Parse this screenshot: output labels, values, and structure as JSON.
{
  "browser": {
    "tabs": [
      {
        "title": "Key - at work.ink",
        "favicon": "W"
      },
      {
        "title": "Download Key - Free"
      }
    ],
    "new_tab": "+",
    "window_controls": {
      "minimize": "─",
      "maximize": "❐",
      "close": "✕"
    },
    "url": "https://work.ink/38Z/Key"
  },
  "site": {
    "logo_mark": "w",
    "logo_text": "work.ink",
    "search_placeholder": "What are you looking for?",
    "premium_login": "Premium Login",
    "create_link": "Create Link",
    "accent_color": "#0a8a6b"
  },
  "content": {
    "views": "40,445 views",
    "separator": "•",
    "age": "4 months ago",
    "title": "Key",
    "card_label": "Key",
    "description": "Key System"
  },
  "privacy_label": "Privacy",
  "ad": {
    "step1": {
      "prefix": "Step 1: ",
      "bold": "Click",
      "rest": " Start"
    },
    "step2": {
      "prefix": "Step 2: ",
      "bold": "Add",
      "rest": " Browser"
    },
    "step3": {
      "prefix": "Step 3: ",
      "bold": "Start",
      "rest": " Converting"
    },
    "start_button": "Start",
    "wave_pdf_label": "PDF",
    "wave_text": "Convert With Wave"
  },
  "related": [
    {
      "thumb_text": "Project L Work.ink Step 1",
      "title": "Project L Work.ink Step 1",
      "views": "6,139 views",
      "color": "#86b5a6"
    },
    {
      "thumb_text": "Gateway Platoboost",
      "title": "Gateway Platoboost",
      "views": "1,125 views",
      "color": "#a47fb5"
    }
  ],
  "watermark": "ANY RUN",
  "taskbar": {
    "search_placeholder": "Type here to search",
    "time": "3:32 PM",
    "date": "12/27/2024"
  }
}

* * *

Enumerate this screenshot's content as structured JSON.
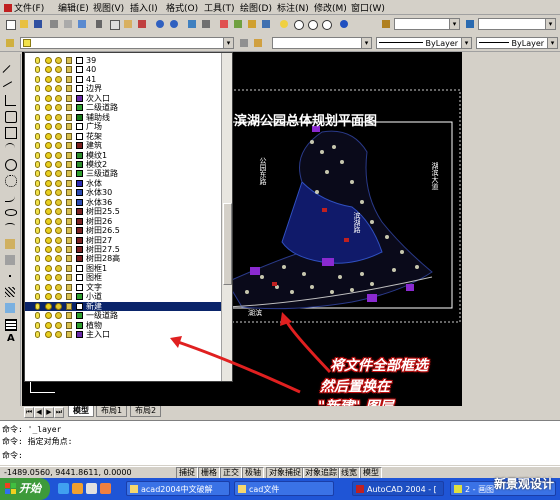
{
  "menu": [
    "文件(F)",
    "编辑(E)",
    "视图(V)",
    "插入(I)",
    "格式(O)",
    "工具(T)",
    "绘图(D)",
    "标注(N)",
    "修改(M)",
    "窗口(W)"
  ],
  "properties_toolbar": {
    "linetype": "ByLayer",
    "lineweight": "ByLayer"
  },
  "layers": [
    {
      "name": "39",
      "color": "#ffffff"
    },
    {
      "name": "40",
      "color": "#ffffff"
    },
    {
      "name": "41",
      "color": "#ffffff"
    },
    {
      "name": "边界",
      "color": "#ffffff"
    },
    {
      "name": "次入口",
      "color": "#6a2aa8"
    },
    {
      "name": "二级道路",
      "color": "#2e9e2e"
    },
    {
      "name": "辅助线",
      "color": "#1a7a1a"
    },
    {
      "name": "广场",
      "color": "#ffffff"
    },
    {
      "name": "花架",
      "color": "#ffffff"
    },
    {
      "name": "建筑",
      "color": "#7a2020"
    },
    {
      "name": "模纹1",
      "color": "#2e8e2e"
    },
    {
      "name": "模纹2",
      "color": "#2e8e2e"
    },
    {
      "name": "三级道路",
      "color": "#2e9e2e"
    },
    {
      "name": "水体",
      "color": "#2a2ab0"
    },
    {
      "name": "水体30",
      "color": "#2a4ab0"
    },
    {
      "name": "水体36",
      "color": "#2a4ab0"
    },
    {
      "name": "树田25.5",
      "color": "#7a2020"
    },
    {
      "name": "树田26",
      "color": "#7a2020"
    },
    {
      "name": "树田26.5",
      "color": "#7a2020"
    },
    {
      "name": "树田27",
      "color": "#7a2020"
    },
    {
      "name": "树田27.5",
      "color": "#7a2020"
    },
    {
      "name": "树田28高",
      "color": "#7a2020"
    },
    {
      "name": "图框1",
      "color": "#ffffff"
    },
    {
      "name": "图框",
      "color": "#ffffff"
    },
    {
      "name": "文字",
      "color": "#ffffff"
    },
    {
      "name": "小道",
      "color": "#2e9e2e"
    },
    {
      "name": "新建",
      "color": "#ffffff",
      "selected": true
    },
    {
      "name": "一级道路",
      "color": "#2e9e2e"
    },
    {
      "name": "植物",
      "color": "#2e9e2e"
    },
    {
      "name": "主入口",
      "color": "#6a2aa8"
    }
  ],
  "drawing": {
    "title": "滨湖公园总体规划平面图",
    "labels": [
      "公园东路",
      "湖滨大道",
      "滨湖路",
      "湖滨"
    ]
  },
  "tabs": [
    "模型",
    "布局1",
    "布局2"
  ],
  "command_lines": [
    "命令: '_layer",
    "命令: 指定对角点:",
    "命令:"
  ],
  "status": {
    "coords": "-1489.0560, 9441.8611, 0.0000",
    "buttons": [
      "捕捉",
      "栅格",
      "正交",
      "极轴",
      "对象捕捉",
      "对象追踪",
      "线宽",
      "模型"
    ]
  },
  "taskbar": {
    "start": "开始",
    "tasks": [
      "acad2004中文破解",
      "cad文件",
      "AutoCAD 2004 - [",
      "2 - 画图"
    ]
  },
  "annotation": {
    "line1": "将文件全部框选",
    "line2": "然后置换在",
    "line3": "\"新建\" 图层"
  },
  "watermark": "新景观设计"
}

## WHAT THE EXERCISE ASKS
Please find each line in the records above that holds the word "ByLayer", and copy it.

## ANSWER BOX
    "linetype": "ByLayer",
    "lineweight": "ByLayer"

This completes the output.